Failing Grades: States’ Responses to COVID-19 in Jails & Prisons
When the pandemic struck, it was obvious what needed to be done: take all actions possible to “flatten the curve.” This was especially urgent in prisons and jails, which are crowded facilities where social distancing is impossible, sanitation is poor, and medical resources are extremely limited. Public health experts warned that the consequences of inaction or inadequate response were dire: prisons and jails would become petri dishes where, once inside, COVID-19 would spread rapidly, cause illness and death, and then boomerang back out to the surrounding communities with greater force than ever before.

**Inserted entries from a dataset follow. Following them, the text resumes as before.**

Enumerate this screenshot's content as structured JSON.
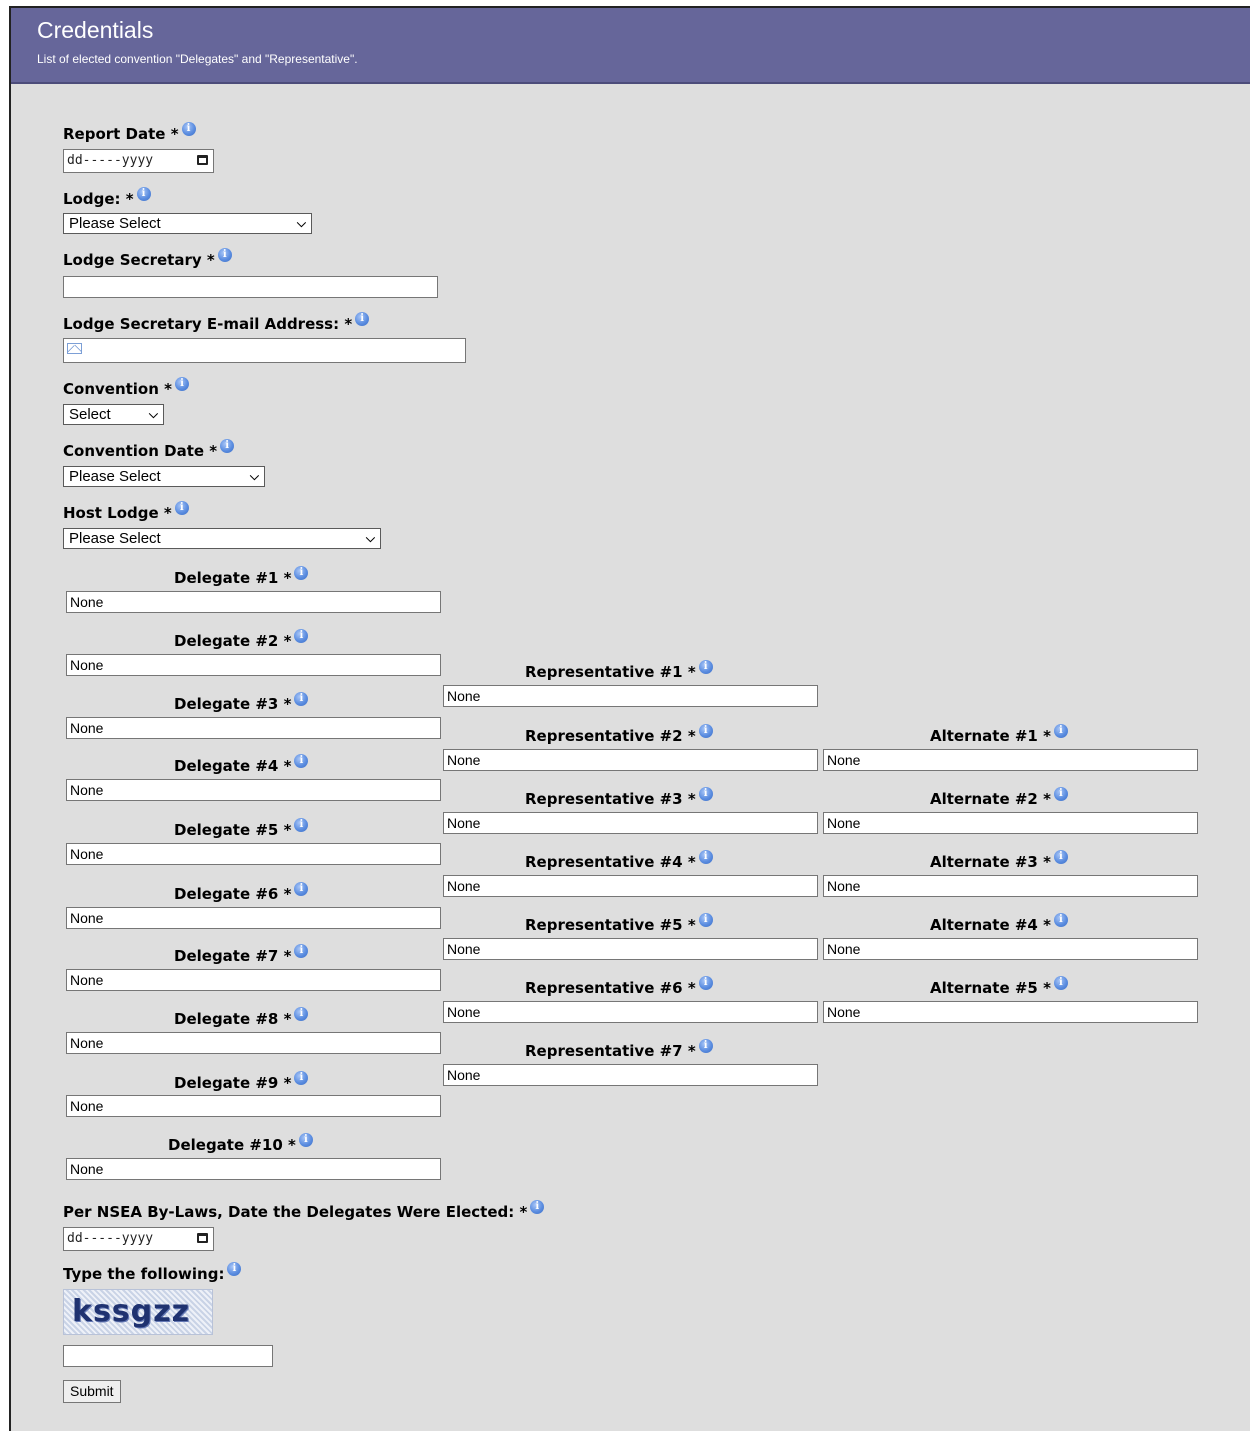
{
  "header": {
    "title": "Credentials",
    "subtitle": "List of elected convention \"Delegates\" and \"Representative\"."
  },
  "form": {
    "report_date": {
      "label": "Report Date *",
      "placeholder": "dd-----yyyy"
    },
    "lodge": {
      "label": "Lodge: *",
      "value": "Please Select"
    },
    "lodge_secretary": {
      "label": "Lodge Secretary *",
      "value": ""
    },
    "secretary_email": {
      "label": "Lodge Secretary E-mail Address: *",
      "value": ""
    },
    "convention": {
      "label": "Convention *",
      "value": "Select"
    },
    "convention_date": {
      "label": "Convention Date *",
      "value": "Please Select"
    },
    "host_lodge": {
      "label": "Host Lodge *",
      "value": "Please Select"
    },
    "delegates": [
      {
        "label": "Delegate #1 *",
        "value": "None"
      },
      {
        "label": "Delegate #2 *",
        "value": "None"
      },
      {
        "label": "Delegate #3 *",
        "value": "None"
      },
      {
        "label": "Delegate #4 *",
        "value": "None"
      },
      {
        "label": "Delegate #5 *",
        "value": "None"
      },
      {
        "label": "Delegate #6 *",
        "value": "None"
      },
      {
        "label": "Delegate #7 *",
        "value": "None"
      },
      {
        "label": "Delegate #8 *",
        "value": "None"
      },
      {
        "label": "Delegate #9 *",
        "value": "None"
      },
      {
        "label": "Delegate #10 *",
        "value": "None"
      }
    ],
    "representatives": [
      {
        "label": "Representative #1 *",
        "value": "None"
      },
      {
        "label": "Representative #2 *",
        "value": "None"
      },
      {
        "label": "Representative #3 *",
        "value": "None"
      },
      {
        "label": "Representative #4 *",
        "value": "None"
      },
      {
        "label": "Representative #5 *",
        "value": "None"
      },
      {
        "label": "Representative #6 *",
        "value": "None"
      },
      {
        "label": "Representative #7 *",
        "value": "None"
      }
    ],
    "alternates": [
      {
        "label": "Alternate #1 *",
        "value": "None"
      },
      {
        "label": "Alternate #2 *",
        "value": "None"
      },
      {
        "label": "Alternate #3 *",
        "value": "None"
      },
      {
        "label": "Alternate #4 *",
        "value": "None"
      },
      {
        "label": "Alternate #5 *",
        "value": "None"
      }
    ],
    "election_date": {
      "label": "Per NSEA By-Laws, Date the Delegates Were Elected: *",
      "placeholder": "dd-----yyyy"
    },
    "captcha": {
      "label": "Type the following:",
      "image_text": "kssgzz",
      "value": ""
    },
    "submit_label": "Submit"
  },
  "icons": {
    "info": "info-icon",
    "email": "envelope-icon",
    "calendar": "calendar-icon",
    "dropdown": "chevron-down-icon"
  }
}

Due to long-standing and systemic racial disparities in the criminal legal system, advocates knew it would disproportionately be poor people of color in prisons and jails whose lives were on the line. So when faced with this test, how did leading officials fare? In this report, the ACLU and Prison Policy Initiative evaluate each state’s actions to save incarcerated people and facility staff from COVID-19. The findings are startling. Despite clear information and calls for action, state responses ranged from disorganized or ineffective to just callously nonexistent. The data in this report reveals that no state has done enough and that all states failed to implement a cohesive, system-wide response to protect and save lives.